Opening 28 Jul 2016
Considering the long history of Tarzan stories, originally written by Edgar Rice Burroughs beginning 1912, it is no surprise that a new film has been created based on this famous personality. This joins more than 100 films since 1918, with Tarzan having been portrayed by, among others, Johnny Weissmüller, Lex Baker, Goren Scott and Christopher Lambert. There have been Tarzan comics, animated films and TV series. The musical Tarzan premiered in Hamburg in 2008 and is still running throughout Germany. Why give up on a good thing?
Writers Cozad and Brewer put together a new idea based on actual history. In 1884 the Congo is divided up and King Leopold II of Belgium gets a big chunk, which becomes the Belgian Congo. It was a time of hardship for the natives, who are exploited to work on rubber plantations and deliver ivory and precious minerals (diamonds) to Europe. An estimated 10 million inhabitants die over the next 20 years.
In the film, Tarzan (Skarsgård) has left the jungle and lives in style in the family Greystoke Manor. He is in the House of Lords in England and goes by his birth name: John Clayton III, Lord Greystoke. He is married, naturally, to the original Jane (Robbie), who followed him to England (although she is an American). King Leopold II sends his faithful follower Leon Rom (Waltz) to deliver 20,000 Belgian soldiers to the area, to get the diamonds out of the country and to handover “that little monkey boy” to Chief Mbonga (Hounson), who is looking for revenge.

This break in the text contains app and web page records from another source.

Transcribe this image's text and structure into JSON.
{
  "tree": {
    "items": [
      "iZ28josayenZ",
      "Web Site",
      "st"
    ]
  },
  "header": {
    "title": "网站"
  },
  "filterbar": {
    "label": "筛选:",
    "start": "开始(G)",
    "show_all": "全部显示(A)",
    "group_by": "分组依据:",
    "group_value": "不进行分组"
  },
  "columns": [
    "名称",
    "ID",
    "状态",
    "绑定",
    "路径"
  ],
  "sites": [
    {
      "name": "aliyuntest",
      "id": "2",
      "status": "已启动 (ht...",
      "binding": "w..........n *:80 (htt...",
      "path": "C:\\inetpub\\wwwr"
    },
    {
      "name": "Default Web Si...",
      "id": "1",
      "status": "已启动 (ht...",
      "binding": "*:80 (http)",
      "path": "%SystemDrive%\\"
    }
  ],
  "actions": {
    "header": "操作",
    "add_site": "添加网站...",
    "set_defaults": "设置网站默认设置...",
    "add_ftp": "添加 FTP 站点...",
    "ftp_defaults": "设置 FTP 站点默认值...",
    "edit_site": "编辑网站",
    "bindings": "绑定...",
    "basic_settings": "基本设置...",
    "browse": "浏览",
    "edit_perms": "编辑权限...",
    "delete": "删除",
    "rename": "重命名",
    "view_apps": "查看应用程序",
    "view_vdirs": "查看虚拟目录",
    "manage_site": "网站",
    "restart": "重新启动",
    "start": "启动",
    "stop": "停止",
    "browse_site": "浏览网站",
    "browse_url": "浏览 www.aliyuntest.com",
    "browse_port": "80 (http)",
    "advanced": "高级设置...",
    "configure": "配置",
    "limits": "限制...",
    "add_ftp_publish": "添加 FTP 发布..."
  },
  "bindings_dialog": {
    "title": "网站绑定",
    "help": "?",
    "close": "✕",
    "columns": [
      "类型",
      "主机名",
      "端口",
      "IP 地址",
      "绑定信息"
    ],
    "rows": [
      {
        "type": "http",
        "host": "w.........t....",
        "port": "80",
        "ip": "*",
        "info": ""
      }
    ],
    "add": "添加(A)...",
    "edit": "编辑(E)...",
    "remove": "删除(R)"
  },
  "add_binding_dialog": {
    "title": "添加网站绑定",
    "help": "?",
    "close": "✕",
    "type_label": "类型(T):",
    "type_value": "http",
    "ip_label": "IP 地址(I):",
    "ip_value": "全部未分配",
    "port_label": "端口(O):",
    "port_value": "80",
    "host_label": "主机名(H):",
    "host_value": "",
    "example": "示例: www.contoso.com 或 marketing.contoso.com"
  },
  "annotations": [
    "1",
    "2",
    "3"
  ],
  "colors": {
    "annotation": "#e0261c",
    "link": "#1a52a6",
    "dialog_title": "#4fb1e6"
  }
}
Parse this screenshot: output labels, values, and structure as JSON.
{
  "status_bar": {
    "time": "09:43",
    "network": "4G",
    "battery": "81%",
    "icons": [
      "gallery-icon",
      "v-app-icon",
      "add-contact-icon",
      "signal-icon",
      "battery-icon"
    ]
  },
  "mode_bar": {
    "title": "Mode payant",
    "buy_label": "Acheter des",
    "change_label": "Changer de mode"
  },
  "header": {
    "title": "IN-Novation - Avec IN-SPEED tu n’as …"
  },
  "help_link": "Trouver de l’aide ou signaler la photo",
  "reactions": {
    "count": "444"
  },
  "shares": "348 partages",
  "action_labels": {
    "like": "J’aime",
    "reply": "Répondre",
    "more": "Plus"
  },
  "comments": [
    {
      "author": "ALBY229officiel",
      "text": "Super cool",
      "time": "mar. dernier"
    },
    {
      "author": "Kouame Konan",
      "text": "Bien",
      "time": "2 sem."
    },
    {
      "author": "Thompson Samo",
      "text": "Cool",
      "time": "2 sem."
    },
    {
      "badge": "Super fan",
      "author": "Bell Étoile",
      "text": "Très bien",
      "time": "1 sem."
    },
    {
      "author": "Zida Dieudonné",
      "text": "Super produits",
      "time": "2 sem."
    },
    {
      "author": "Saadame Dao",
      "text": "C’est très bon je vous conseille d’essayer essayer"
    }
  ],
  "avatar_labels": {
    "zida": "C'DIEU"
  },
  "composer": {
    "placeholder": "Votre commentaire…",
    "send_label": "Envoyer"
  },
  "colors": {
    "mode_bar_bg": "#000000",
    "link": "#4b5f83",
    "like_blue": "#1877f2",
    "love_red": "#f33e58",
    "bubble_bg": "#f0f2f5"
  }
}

Twenty minutes into the film all major characters are in the Congo.
From this point on it is 80% violent fighting between soldiers, good natives, bad natives, Tarzan, gorillas, hippopotamuses, buffaloes, and crocodiles. Then, 19% is kitsch-y conversation between Jane (while captive on a ship) and Leon Rom, between Tarzan and Jane, between Leon Rom and Chief Mbonga, between Tarzan and a gorilla and so on. The final 1% is what we all expected: Tarzan swinging on vines through the jungle – still his fastest way of travel. Interspersed into the plot are flashbacks of Tarzan as a baby, as a child, being raised by a gorilla, first meeting Jane, etc., in order to educate any viewer not versed in the life of Tarzan.
The most interesting character is new on the Tarzan scene: Dr. George Washington Williams (Jackson). He bounces around among the various groups as the diplomatic envoy of the United States and reminisces in a deep southern U.S. accent about his part in the U.S. Civil War and fighting in Mexico. He has the best lines, e.g., “Do you want me to lick his (ape) nuts, too?” or “You look like you were going to give me a hug,” a comment definitely not 19th century. The most interesting weapon is a rosary which serves Rom well. Some of the Tarzan/ape scenes are reminiscent of Leonardo di Caprio’s confrontation with the bear in The Revenant, possibly not so surprising considering that these apes, like the bear, are also computerized. Serious Tarzan fans might be disappointed at the superficiality, but everyone else can enjoy the beautiful scenery filmed in Great Britain and Italy. (Becky Tan)